NEW YORK -- Toyota Motor Corp.’s Scion, struggling to boost sales with aged products, plans to replace three of its five U.S. nameplates over a two-year period starting in 2015.
The first of the three will be unveiled at the Los Angeles Auto Show in November, Scion Vice President Doug Murtha said in an interview today.
Murtha declined to describe the category or segment of the vehicles, but hinted at a possible direction: “From a segment context, Scion has always been about entry compact and subcompact, and that will remain our center of gravity,” he said.
“Would we be interested in other body styles? The answer is always yes. We may mix things up a bit as we find a new direction for the brand.”
Both the xB and xD hatchbacks are seven years into their current product cycle, in contrast to the 10-year-old brand’s initial promise of quick-change products that wouldn’t go stale.
“Some events of last decade forced Toyota to make tradeoffs, and Scion’s cadence was affected by that,” Murtha said at the New York auto show.
At this time last year, Toyota executives said they were studying a possible move further upscale for the brand. But it appears that attracting first-time buyers remains the key quest.
Toyota sources said that they are looking into importing the Auris hatchback from Europe as a next-generation product. And Toyota executives are intrigued by the subcompact crossover segment, occupied by the Nissan Juke and Honda’s upcoming Fit.
“Our lineup went from three vehicles to five, our sales went way up, the sky was the limit, and people were wondering if we were going to add to the flock,” Murtha said. “Our intention is to keep the lineup where it is. It could drop to four, it could increase to six. But we will replace three of the vehicles, and not necessarily like for like.”
In addition to the xB and xD, Scion sells the tC coupe, the iQ minicar and the sporty, rear-wheel-drive FR-S coupe.
1 million sold
Scion has sold nearly 1 million vehicles since its California launch in 2003. The recession took a huge bite of out of sales, which fell from a peak of 173,034 in 2006 to 45,678 in 2010 as young consumers struggled to find steady jobs and good credit.
Scion sold 68,321 units last year, off 7 percent.
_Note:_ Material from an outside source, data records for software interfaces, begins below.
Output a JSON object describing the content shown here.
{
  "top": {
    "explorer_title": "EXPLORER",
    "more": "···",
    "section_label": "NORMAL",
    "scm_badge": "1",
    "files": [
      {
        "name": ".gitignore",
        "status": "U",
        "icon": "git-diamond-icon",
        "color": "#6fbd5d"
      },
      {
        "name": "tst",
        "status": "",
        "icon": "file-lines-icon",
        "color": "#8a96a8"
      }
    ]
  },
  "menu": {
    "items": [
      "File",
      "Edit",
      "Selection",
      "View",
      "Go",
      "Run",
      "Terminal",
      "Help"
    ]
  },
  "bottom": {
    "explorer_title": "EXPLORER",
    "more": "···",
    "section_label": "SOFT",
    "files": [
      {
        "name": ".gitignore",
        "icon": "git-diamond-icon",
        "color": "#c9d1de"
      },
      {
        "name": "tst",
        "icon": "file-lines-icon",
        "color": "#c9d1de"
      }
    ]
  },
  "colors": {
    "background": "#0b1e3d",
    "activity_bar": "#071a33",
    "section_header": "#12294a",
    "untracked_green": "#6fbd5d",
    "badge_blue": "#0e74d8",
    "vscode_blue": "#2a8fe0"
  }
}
This year’s demand has dropped 12 percent through March. Toyota has touted Scion as its laboratory for new ideas and has called sales volume a secondary concern.
“The brand has never been about year-over-year increases,” Murtha said. “But to effectively experiment, we need a reasonable level of throughput. I would hope a refresh of three of our five products should translate into volume, but it’s not necessarily the end-all be-all for us.”
In the interim, Scion will continue to produce “Release Series” special editions of existing products that feature special interior lighting and rear-deck badges that project the Scion logo onto the street.